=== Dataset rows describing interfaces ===
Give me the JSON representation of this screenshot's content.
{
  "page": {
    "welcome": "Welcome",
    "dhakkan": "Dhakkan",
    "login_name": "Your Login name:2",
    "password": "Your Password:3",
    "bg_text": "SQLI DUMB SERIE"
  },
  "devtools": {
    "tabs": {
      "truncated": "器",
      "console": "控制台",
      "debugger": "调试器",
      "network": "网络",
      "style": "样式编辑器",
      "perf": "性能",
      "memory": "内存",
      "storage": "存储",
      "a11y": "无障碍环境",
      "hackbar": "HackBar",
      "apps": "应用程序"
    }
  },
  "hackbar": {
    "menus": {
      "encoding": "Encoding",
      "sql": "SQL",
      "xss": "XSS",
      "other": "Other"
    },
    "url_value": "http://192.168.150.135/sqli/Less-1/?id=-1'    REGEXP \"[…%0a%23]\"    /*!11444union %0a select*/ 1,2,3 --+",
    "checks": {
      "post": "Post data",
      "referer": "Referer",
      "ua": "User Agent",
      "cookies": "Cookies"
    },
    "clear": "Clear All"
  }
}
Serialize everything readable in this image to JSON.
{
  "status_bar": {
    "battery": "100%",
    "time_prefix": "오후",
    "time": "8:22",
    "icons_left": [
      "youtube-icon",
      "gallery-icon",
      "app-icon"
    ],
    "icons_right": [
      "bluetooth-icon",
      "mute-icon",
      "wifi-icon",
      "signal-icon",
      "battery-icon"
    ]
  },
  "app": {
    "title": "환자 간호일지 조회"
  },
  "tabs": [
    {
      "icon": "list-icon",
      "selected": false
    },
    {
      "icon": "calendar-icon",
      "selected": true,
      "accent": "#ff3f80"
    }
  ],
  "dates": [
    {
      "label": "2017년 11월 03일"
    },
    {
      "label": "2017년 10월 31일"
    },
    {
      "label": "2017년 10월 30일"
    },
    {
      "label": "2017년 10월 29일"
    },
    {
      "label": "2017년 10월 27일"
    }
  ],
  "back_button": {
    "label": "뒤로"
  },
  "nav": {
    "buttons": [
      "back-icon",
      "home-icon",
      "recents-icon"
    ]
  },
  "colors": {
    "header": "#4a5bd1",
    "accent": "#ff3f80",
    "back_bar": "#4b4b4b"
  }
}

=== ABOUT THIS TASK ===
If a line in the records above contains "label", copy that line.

=== RESULT FOR THIS EXERCISE ===
      "label": "2017년 11월 03일"
      "label": "2017년 10월 31일"
      "label": "2017년 10월 30일"
      "label": "2017년 10월 29일"
      "label": "2017년 10월 27일"
    "label": "뒤로"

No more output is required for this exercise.